U.S. interrogators tried to scare a young Canadian prisoner by making up a story about a skinny little Muslim gang-raped by black men at an American prison, an interrogator testified in the Guantanamo war crimes court Thursday. The testimony came in a hearing to determine whether statements that Toronto native Omar Khadr gave to interrogators can be used as evidence in his Guantanamo tribunal on charges of murdering a U.S. soldier with a grenade. Defense lawyers contend Khadr's statements were coerced during cruel and inhumane interrogations at Guantanamo and in Afghanistan, where Khadr was captured in a firefight at an alleged Al Qaeda compound at age 15. Khadr gave a false name and lied to interrogators who questioned him at the Bagram air base in Afghanistan shortly after his capture in 2002, a former soldier known as Interrogator No. 1 testified by video link from Arizona.
July 16, 2008 |
Burying his face in his hands, a 16-year-old captured in Afghanistan sobs and calls out, "Oh, Mommy," in a hidden-camera video that provides the first look at interrogations in the U.S. military prison at Guantanamo Bay, Cuba. Lawyers for Toronto-born Omar Khadr released the tapes Tuesday in hopes of generating sympathy for the young prisoner and of persuading Canada to seek custody of him before Khadr is prosecuted on war crimes charges at the U.S. special tribunal at Guantanamo this year.
April 28, 2010 |
After Omar Ahmed Khadr was captured in Afghanistan in 2002, his American interrogators gave him a Mickey Mouse book, which he clutched to his wounded chest as he slept. He even brought it to Guantanamo Bay, where he asked for other coloring books and pictures of big animals. He cried out for his mother. At 15, Khadr, a Canadian by birth, was among the youngest taken to the U.S. naval base prison in Cuba. But in Afghanistan, the U.S. government alleges, he was anything but childlike.
September 25, 2007 |
washington -- A decision Monday night by a military court of review will pave the way for the Pentagon to restart its terrorism tribunals for detainees held at Guantanamo Bay, Cuba. The appeals panel, the U.S. Court of Military Commission Review, ruled that the commissions set up by Congress and the Defense Department did have jurisdiction to decide whether Omar Khadr was an unlawful enemy combatant.
March 14, 2008 |

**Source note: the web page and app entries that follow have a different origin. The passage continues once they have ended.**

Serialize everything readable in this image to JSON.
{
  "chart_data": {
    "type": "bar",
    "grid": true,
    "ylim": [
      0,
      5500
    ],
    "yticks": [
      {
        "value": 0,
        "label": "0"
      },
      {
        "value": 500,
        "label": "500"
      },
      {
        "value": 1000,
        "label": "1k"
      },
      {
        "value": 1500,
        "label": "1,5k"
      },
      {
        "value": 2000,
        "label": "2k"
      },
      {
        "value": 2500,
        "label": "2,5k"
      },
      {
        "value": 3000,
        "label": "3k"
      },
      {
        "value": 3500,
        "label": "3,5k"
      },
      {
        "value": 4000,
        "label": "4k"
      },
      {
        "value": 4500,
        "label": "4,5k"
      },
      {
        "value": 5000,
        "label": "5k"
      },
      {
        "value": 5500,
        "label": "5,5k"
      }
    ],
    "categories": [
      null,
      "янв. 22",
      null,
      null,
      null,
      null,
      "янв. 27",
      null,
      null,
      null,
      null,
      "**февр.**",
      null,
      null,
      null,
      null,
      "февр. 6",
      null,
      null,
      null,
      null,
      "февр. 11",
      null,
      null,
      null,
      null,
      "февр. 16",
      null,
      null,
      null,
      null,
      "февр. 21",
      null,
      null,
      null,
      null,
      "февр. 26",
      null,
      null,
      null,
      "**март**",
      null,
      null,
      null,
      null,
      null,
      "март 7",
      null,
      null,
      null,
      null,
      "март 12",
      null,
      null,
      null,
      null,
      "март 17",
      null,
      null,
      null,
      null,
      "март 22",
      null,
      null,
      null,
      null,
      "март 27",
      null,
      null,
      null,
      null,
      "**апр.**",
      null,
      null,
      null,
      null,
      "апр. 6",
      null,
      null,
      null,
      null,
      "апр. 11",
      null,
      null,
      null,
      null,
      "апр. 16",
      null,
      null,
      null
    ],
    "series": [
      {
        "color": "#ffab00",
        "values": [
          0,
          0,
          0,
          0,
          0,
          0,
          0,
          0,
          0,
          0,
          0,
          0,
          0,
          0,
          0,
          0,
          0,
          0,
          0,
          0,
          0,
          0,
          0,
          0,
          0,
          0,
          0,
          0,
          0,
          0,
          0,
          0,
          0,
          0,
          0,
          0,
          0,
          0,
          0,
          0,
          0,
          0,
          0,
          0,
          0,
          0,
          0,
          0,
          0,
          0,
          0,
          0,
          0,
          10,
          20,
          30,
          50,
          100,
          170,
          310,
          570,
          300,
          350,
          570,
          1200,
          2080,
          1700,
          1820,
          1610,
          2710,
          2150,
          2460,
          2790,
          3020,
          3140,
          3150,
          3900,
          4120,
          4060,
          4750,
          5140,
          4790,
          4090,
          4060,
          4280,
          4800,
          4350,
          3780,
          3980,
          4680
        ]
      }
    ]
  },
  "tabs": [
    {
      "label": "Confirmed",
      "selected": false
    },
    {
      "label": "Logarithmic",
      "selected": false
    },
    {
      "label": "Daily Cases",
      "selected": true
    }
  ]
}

The Navy defense lawyer for a Canadian prisoner accused of killing a U.S. soldier in Afghanistan six years ago accused the Pentagon on Thursday of doctoring evidence to make his client appear guilty. In pretrial motions in the case of Omar Khadr, who was 15 when he was wounded and arrested by U.S. forces, Lt. Cmdr. William C. Kuebler said the Army commander for the Khost region of eastern Afghanistan reported on July 28, 2002, that the person who threw a grenade that killed Sgt. 1st Class Christopher J. Speer also died in the firefight.